Inspired by our three-week honeymoon in Liverpool Land one year previous (see report here), my wife, Betsy Winston, and I decided to return to Greenland's east coast. Looking at Google Earth and pictures of the region, we chose a valley in the east-southeast corner of Renland, just south of the Edward Bailey Glacier. The remote aspect and big granite peaks interested us, and through his company Tangent Expeditions, Paul Walker provided us with logistical support.
We landed at Constable Pynt on August 1 and set off for Renland early on the 2nd in Zodiacs. A combination of wind and shallow shoreline proved to be a challenge, but after 46 hours, where we circumnavigated Jameson Land and moved up along Scoresbysund, the boats dropped us at a beach near the toe of the glacier. We set up camp at 71°08.911' N, 25°38.945' W.
For the next four days we shuttled gear and food up the glacier and looked for climbing opportunities.

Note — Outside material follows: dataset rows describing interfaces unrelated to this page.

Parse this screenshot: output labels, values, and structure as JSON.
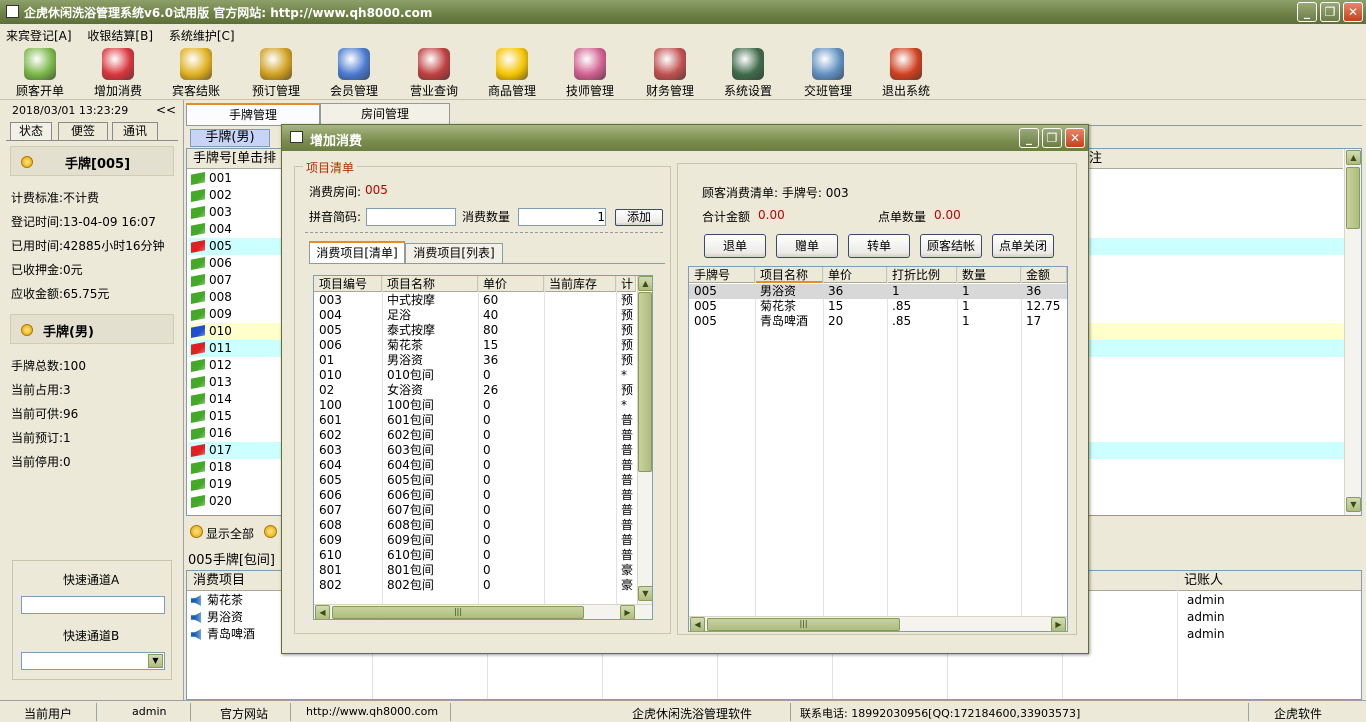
{
  "window": {
    "title": "企虎休闲洗浴管理系统v6.0试用版   官方网站: http://www.qh8000.com",
    "minimize": "_",
    "maximize": "❐",
    "close": "✕"
  },
  "menu": [
    "来宾登记[A]",
    "收银结算[B]",
    "系统维护[C]"
  ],
  "toolbar": [
    {
      "label": "顾客开单",
      "icon": "customer-icon",
      "color": "#7ab648"
    },
    {
      "label": "增加消费",
      "icon": "add-consume-icon",
      "color": "#d9363e"
    },
    {
      "label": "宾客结账",
      "icon": "checkout-icon",
      "color": "#e0b020"
    },
    {
      "label": "预订管理",
      "icon": "alarm-clock-icon",
      "color": "#d0a020"
    },
    {
      "label": "会员管理",
      "icon": "members-icon",
      "color": "#4a7ad0"
    },
    {
      "label": "营业查询",
      "icon": "query-icon",
      "color": "#c04040"
    },
    {
      "label": "商品管理",
      "icon": "star-icon",
      "color": "#f5c400"
    },
    {
      "label": "技师管理",
      "icon": "technician-icon",
      "color": "#d06090"
    },
    {
      "label": "财务管理",
      "icon": "finance-icon",
      "color": "#c05050"
    },
    {
      "label": "系统设置",
      "icon": "settings-book-icon",
      "color": "#3f6a4a"
    },
    {
      "label": "交班管理",
      "icon": "handshake-icon",
      "color": "#6090c0"
    },
    {
      "label": "退出系统",
      "icon": "exit-door-icon",
      "color": "#d04020"
    }
  ],
  "left": {
    "datetime": "2018/03/01  13:23:29",
    "collapse": "<<",
    "tabs": [
      "状态",
      "便签",
      "通讯"
    ],
    "card_section": {
      "title": "手牌[005]",
      "lines": [
        "计费标准:不计费",
        "登记时间:13-04-09 16:07",
        "已用时间:42885小时16分钟",
        "已收押金:0元",
        "应收金额:65.75元"
      ]
    },
    "type_section": {
      "title": "手牌(男)",
      "lines": [
        "手牌总数:100",
        "当前占用:3",
        "当前可供:96",
        "当前预订:1",
        "当前停用:0"
      ]
    },
    "quick_a": "快速通道A",
    "quick_b": "快速通道B",
    "dropdown_arrow": "▼"
  },
  "center": {
    "tabs": [
      "手牌管理",
      "房间管理"
    ],
    "subtab": "手牌(男)",
    "grid_header": "手牌号[单击排",
    "grid_header_right": "注",
    "rows": [
      {
        "no": "001",
        "state": "free"
      },
      {
        "no": "002",
        "state": "free"
      },
      {
        "no": "003",
        "state": "free"
      },
      {
        "no": "004",
        "state": "free"
      },
      {
        "no": "005",
        "state": "used"
      },
      {
        "no": "006",
        "state": "free"
      },
      {
        "no": "007",
        "state": "free"
      },
      {
        "no": "008",
        "state": "free"
      },
      {
        "no": "009",
        "state": "free"
      },
      {
        "no": "010",
        "state": "reserved"
      },
      {
        "no": "011",
        "state": "used"
      },
      {
        "no": "012",
        "state": "free"
      },
      {
        "no": "013",
        "state": "free"
      },
      {
        "no": "014",
        "state": "free"
      },
      {
        "no": "015",
        "state": "free"
      },
      {
        "no": "016",
        "state": "free"
      },
      {
        "no": "017",
        "state": "used"
      },
      {
        "no": "018",
        "state": "free"
      },
      {
        "no": "019",
        "state": "free"
      },
      {
        "no": "020",
        "state": "free"
      }
    ],
    "show_all": "显示全部",
    "detail_label": "005手牌[包间]",
    "bottom_header": "消费项目",
    "bottom_header_right": "记账人",
    "bottom_rows": [
      {
        "item": "菊花茶",
        "user": "admin"
      },
      {
        "item": "男浴资",
        "user": "admin"
      },
      {
        "item": "青岛啤酒",
        "user": "admin"
      }
    ]
  },
  "dialog": {
    "title": "增加消费",
    "group_title": "项目清单",
    "room_label": "消费房间:",
    "room_value": "005",
    "pinyin_label": "拼音简码:",
    "pinyin_value": "",
    "qty_label": "消费数量",
    "qty_value": "1",
    "add_button": "添加",
    "tabs": [
      "消费项目[清单]",
      "消费项目[列表]"
    ],
    "items_columns": [
      "项目编号",
      "项目名称",
      "单价",
      "当前库存",
      "计"
    ],
    "items": [
      [
        "003",
        "中式按摩",
        "60",
        "",
        "预"
      ],
      [
        "004",
        "足浴",
        "40",
        "",
        "预"
      ],
      [
        "005",
        "泰式按摩",
        "80",
        "",
        "预"
      ],
      [
        "006",
        "菊花茶",
        "15",
        "",
        "预"
      ],
      [
        "01",
        "男浴资",
        "36",
        "",
        "预"
      ],
      [
        "010",
        "010包间",
        "0",
        "",
        "*"
      ],
      [
        "02",
        "女浴资",
        "26",
        "",
        "预"
      ],
      [
        "100",
        "100包间",
        "0",
        "",
        "*"
      ],
      [
        "601",
        "601包间",
        "0",
        "",
        "普"
      ],
      [
        "602",
        "602包间",
        "0",
        "",
        "普"
      ],
      [
        "603",
        "603包间",
        "0",
        "",
        "普"
      ],
      [
        "604",
        "604包间",
        "0",
        "",
        "普"
      ],
      [
        "605",
        "605包间",
        "0",
        "",
        "普"
      ],
      [
        "606",
        "606包间",
        "0",
        "",
        "普"
      ],
      [
        "607",
        "607包间",
        "0",
        "",
        "普"
      ],
      [
        "608",
        "608包间",
        "0",
        "",
        "普"
      ],
      [
        "609",
        "609包间",
        "0",
        "",
        "普"
      ],
      [
        "610",
        "610包间",
        "0",
        "",
        "普"
      ],
      [
        "801",
        "801包间",
        "0",
        "",
        "豪"
      ],
      [
        "802",
        "802包间",
        "0",
        "",
        "豪"
      ]
    ],
    "order_title": "顾客消费清单: 手牌号: 003",
    "total_label": "合计金额",
    "total_value": "0.00",
    "count_label": "点单数量",
    "count_value": "0.00",
    "buttons": [
      "退单",
      "赠单",
      "转单",
      "顾客结帐",
      "点单关闭"
    ],
    "order_columns": [
      "手牌号",
      "项目名称",
      "单价",
      "打折比例",
      "数量",
      "金额"
    ],
    "orders": [
      [
        "005",
        "男浴资",
        "36",
        "1",
        "1",
        "36"
      ],
      [
        "005",
        "菊花茶",
        "15",
        ".85",
        "1",
        "12.75"
      ],
      [
        "005",
        "青岛啤酒",
        "20",
        ".85",
        "1",
        "17"
      ]
    ],
    "scroll_grip": "|||"
  },
  "status": {
    "user_label": "当前用户",
    "user": "admin",
    "site_label": "官方网站",
    "site": "http://www.qh8000.com",
    "product": "企虎休闲洗浴管理软件",
    "phone": "联系电话: 18992030956[QQ:172184600,33903573]",
    "brand": "企虎软件"
  },
  "colors": {
    "free": "#44a828",
    "used": "#e02020",
    "reserved": "#2050d0",
    "row_cyan": "#ccffff",
    "row_yellow": "#ffffcc",
    "money_red": "#c00000"
  }
}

Snowline was at ca 1,000m, and massive rockfall and steep broken icefalls narrowed our ability to access the heart of the range. On August 7 we set up base camp at 1,068m (71°11.196' N, 25°48.928' W). From there we found a west-facing, 300m snow/ice gully (50° maximum) that led to a small saddle at 1,423m (71°11.753' N, 25°42.397' W). We then climbed northwest long an exposed 4th and low 5th class ridge that led to easier ground, and to the summit we named Mitsy Peak (1,834m, 71°11.891' N, 25°48.247' W). From here we could access new exploratory terrain along the skyline.
On the 9th we climbed back up Mitsy Peak to spend two nights sleeping under the stars. On one of those nights it rained and snowed for couple of hours, but we found shelter underneath a big boulder. On the 10th we scouted along glaciated slopes and rocky ridges (snow and ice up to 60?), reaching a selection of tops due west of Mitsy Peak. We had amazing 360° views of the range, the ice cap, and ocean. We spotted beautiful peaks in all directions, especially west from us, and south of the Edward Bailey Glacier. Some of the high points reached were: Pt. 2,090m(dubbed Cerro Scotty, 71°12.392' N, 25°51.370' W); Pt. 2,015m (71°12.357' N, 25°52.576' W); Pt. 2,003m (71°12.397' N, 25°52.953' W); Pt. 2,009m (71°12.266' N, 25°52.279' W); Pt. 2,084m (71°12.355' N, 25°52.401' W).
On the 13th we climbed a three-pitch rock route (5.9) on a small tower on the north edge of the gully that we used to access Mitsy Peak. We named it Rabbit Tower. That same day we moved camp down glacier to 558m (71°10.683' N, 25°44.166' W) at the mouth of an adjacent glacier that we named Marmot Valley.
The next day we attempted a major peak in this valley. We headed north-northeast up the glacier for two kilometers, then along the glacier due east to a bergschrund at the head of the cirque. Once above the bergschrund, we continued east, climbing a couloir to a small saddle (400m, snow and ice to 65°). From there we headed north, climbing the south ridge of the peak. This began with a mixture of 3rd- and 4th-class rock, and finished with pitches up to 5.8+ (300m of height gain), reaching a high point of 1,563m on the south flank of our main objective.At this point we turned around due to fatigue and limited materials to build rappels. We estimated that we were about 200m shy of our initial objective. We named our summit Cerro Castillito (71°11.785' N, 25°42.594' W). The descent involved multiple rappels along the ridge, before retracing our steps down the couloir and glacier. On the 15th we headed down to the beach and were picked up by Zodiacs at midnight.
This is a great destination for alpine climbing, with much potential for adventurous first ascents; we found no evidence of previous expeditions. The weather remained stable for most of our trip. We'd recommend coming earlier in the season in order to achieve further access into the range with fewer difficulties.
Michel Raab, Switzerland